Bathsheba Demuth and Pulitzer Prize-finalist Elizabeth Rush join us for a conversation about Floating Coast: An Environmental History of the Bering Strait (W.W. Norton).
This event will be streamed on our Crowdcast channel. REGISTER HERE.
"A brilliant hybrid.… Often reminiscent to me of Barry Lopez’s Arctic Dreams in its combination of rigorous research, intense looking and listening, and its clear ethical vision." — Robert Macfarlane, author of Underland
About Floating Coast
A Nature Top-Ten Book of 2019
An NPR, Library Journal, and Kirkus Reviews Best Book of 2019

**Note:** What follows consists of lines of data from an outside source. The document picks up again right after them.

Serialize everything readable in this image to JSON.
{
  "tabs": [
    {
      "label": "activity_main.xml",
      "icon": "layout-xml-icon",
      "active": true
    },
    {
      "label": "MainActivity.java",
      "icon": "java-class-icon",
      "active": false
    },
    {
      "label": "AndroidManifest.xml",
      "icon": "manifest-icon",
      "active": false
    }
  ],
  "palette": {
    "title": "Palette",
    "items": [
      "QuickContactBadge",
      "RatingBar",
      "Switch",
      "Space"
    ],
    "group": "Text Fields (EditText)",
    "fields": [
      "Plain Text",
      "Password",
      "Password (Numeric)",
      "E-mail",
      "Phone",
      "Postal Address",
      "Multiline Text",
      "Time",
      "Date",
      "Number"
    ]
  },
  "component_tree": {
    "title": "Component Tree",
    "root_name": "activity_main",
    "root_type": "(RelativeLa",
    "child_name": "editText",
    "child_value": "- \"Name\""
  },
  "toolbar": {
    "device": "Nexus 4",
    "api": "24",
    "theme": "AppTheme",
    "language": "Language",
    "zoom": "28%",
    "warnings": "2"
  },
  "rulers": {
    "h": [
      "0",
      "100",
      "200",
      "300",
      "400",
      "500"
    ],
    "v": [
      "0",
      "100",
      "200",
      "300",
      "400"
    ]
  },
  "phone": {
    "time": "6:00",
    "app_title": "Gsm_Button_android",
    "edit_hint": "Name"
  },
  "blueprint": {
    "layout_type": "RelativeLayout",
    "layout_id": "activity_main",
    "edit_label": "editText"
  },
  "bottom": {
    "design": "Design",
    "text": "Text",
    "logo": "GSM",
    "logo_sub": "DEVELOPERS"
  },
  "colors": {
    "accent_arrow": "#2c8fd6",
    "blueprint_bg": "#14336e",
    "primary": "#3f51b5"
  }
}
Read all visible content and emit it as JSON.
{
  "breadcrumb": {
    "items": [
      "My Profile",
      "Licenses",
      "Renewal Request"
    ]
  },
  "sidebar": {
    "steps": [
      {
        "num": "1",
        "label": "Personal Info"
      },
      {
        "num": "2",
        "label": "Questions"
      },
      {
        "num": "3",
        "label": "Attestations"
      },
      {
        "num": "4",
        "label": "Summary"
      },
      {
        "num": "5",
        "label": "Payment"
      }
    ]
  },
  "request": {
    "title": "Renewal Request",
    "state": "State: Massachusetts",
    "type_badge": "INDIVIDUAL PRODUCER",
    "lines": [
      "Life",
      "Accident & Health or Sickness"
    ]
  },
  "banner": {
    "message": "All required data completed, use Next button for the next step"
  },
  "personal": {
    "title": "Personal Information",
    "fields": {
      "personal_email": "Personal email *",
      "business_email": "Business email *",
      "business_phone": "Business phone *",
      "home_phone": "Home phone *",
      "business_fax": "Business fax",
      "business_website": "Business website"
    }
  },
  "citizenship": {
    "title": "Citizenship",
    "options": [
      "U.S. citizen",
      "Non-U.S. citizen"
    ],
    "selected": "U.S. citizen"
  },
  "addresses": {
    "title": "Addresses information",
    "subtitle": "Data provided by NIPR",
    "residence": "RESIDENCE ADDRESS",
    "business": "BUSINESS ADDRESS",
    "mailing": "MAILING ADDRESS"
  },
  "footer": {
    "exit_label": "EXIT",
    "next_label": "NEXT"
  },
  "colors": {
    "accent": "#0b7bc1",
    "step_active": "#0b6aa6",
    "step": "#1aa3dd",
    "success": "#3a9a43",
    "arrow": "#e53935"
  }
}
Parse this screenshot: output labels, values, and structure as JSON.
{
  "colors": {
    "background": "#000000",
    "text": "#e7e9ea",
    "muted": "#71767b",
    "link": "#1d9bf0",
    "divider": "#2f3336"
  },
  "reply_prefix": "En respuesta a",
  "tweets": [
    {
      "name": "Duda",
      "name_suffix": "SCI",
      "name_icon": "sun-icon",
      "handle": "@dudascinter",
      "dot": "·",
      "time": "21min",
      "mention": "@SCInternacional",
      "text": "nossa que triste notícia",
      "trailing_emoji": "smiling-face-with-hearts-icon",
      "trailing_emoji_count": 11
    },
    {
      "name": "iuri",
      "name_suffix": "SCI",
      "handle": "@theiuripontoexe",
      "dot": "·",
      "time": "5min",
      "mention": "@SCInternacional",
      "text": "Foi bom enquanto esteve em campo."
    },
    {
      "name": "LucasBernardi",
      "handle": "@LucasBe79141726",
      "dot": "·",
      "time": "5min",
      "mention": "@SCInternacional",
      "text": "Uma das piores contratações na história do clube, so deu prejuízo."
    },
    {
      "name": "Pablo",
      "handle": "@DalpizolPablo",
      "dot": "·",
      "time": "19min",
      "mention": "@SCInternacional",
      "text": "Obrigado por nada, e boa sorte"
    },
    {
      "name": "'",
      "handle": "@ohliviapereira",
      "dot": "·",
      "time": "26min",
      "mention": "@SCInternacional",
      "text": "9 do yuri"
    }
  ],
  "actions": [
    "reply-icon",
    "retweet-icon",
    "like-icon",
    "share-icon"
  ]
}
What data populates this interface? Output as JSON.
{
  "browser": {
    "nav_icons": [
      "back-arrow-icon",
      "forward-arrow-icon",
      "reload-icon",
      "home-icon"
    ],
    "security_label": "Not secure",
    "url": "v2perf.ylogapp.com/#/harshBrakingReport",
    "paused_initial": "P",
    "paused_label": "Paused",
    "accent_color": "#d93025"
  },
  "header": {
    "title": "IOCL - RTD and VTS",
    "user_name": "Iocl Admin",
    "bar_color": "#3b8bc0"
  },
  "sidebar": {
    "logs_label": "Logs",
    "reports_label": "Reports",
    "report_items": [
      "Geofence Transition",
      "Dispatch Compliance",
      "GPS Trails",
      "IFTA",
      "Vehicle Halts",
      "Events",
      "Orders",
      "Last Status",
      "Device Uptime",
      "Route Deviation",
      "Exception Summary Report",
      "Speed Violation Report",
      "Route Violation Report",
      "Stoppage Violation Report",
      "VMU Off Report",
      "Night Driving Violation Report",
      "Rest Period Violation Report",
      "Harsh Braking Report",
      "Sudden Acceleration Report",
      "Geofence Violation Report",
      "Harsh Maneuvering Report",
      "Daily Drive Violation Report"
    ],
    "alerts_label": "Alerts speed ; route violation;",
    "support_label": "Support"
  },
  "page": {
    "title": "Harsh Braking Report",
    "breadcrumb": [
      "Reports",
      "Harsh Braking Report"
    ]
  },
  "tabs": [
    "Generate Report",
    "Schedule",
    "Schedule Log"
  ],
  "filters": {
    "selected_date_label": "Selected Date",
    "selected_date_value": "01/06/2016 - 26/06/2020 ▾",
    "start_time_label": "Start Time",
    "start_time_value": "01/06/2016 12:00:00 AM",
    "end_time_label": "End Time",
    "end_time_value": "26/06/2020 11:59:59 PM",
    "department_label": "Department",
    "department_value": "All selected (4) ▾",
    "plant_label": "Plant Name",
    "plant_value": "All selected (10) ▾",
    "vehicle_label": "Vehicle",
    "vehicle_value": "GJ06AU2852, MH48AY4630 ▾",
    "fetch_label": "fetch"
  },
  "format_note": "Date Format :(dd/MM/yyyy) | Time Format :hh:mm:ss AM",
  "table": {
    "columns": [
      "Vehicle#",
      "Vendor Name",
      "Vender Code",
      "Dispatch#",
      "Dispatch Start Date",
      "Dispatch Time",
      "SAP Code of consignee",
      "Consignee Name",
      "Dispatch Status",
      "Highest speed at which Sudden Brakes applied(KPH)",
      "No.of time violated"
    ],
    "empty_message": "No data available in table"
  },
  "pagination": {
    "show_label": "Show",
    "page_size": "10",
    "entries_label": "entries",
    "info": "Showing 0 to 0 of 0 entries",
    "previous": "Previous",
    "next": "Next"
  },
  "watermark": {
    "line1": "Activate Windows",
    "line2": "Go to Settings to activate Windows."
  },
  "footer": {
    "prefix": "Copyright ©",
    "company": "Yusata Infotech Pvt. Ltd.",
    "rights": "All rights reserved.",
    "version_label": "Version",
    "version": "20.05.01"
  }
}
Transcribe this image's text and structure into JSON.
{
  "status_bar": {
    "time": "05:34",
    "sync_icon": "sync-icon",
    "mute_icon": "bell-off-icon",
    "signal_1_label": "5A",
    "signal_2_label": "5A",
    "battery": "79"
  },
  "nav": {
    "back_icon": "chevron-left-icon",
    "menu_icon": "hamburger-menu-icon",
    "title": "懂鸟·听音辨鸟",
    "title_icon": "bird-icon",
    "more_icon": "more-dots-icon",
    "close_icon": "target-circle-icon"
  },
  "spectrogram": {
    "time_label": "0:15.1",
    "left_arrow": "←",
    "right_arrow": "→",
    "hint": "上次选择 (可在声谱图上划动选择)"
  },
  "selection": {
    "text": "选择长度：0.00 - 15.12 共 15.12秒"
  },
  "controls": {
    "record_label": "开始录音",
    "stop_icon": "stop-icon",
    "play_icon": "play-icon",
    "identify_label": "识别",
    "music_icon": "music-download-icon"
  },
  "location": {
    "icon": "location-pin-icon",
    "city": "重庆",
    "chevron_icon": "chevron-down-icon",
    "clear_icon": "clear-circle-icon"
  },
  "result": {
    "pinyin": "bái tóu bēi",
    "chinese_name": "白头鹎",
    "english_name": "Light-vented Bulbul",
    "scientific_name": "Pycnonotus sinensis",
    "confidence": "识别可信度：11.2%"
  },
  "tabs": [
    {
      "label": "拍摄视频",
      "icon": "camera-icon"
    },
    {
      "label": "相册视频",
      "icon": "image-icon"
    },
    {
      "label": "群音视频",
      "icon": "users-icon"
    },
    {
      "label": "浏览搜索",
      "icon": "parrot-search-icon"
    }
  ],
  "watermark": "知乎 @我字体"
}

“A monument to a people and their land… an allegory of the world we have created.” —Sven Beckert, author of Pulitzer Prize finalist Empire of Cotton: A Global History
Floating Coast is the first-ever comprehensive history of Beringia, the Arctic land and waters stretching from Russia to Canada. The unforgiving territories along the Bering Strait had long been home to humans—the Inupiat and Yupik in Alaska, and the Yupik and Chukchi in Russia—before American and European colonization. Rapidly, these frigid lands and waters became the site of an ongoing experiment: How, under conditions of extreme scarcity, would modern ideologies of capitalism and communism control and manage the resources they craved?
Drawing on her own experience living with and interviewing indigenous people in the region, Bathsheba Demuth presents a profound tale of the dynamic changes and unforeseen consequences that human ambition has brought (and will continue to bring) to a finite planet.
About the participants
Bathsheba Demuth is an environmental historian at Brown University, specializing in the United States and Russia, and in the history of energy and past climates. She has lived in and studied Arctic communities across Eurasia and North America.
Elizabeth Rush's journalism has appeared in the New York Times, the Washington Post, The Atlantic, The Guardian, Harper's, Pacific Standard, and the New Republic, among others. She is the recipient of fellowships and grants including the Howard Foundation Fellowship, awarded by Brown University; the Andrew Mellon Foundation Fellowship for Pedagogical Innovation in the Humanities; the Metcalf Institute Fellowship; and the Science in Society Journalism Award from the National Association of Science Writers. She received her MFA in nonfiction from Southern New Hampshire University and her BA from Reed College. She lives in Rhode Island, where she teaches creative nonfiction at Brown University.